Weekly federally inspected cow slaughter has increased dramatically since early June 2012, with the increase in beef cow slaughter largely in response to the rapidly deteriorating pasture conditions. As a result, weekly average federally inspected 90-per cent lean cutter cow dressed prices, which remained within $5-$6 per hundred pounds (cwt) of their late-May highs, have declined $15 per cwt to around $150 per cwt.

USDA, National Agricultural Statistics Service’s (NASS’) July Cattle report indicated that expansion plans have been temporarily suspended as there were no year-over-year changes in beef replacement heifer inventories.

Beef heifer inventories may have declined since the July 1 survey as a result of subsequent drought effects on pastures. To the extent drought has reduced producer heifer-retention plans, it likely understates the full extent to which heifer retention has been put on hold and will likely show up as continuing liquidation in the January 1, 2013 inventory report.

In 2011, drought thwarted Southern US producers’ plans for cow-herd expansion. Farther north in 2011, producers held heifers and cows for herd expansion and, to some extent, possibly kept extra-large inventories in light of the significant herd reductions underway in the Southern United States.
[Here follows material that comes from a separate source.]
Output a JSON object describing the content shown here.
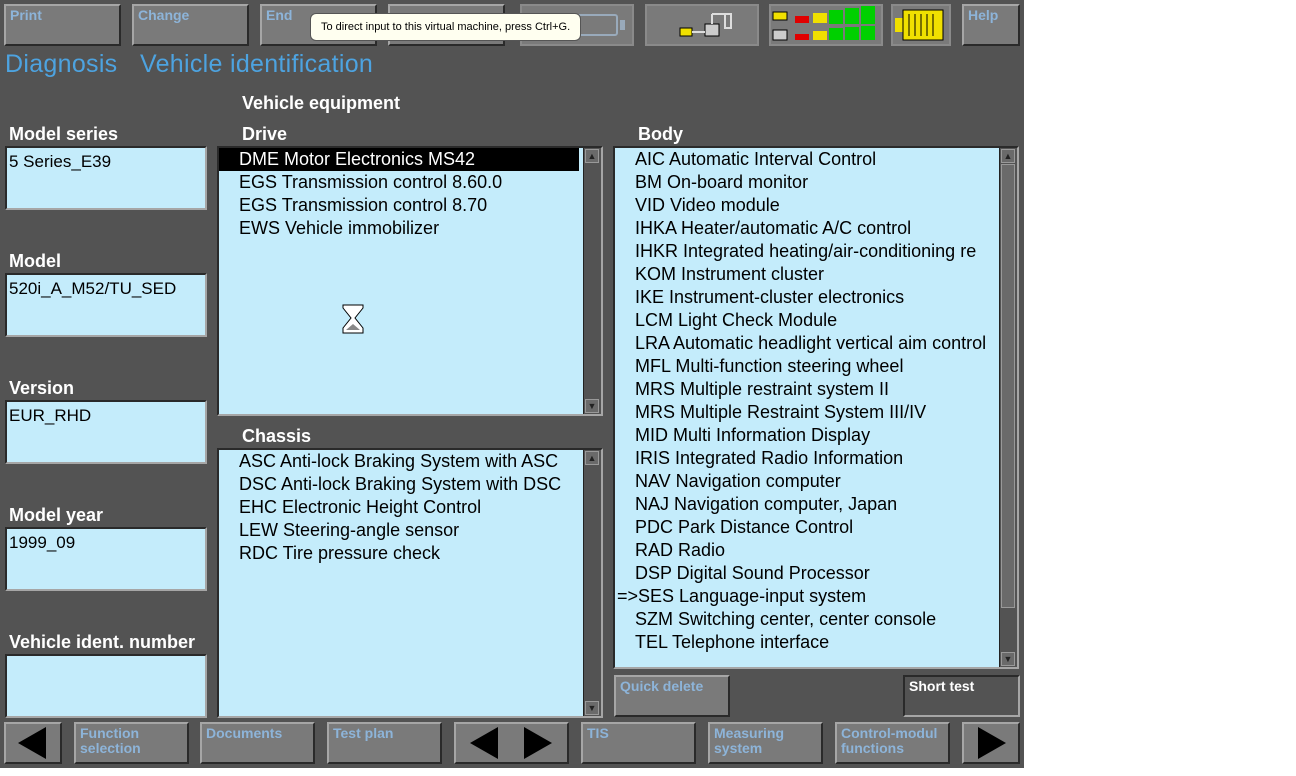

In 2012, those northern inventories may have shrunk in response to the Central and Northern Plains and Midwest drought, which, combined with continued liquidation in the South, have exacerbated the inventory situation.

Further Reading

You can view the full report by clicking here.

TheCattleSite News Desk

© 2000 - 2024 - Global Ag Media. All Rights Reserved | No part of this site may be reproduced without permission.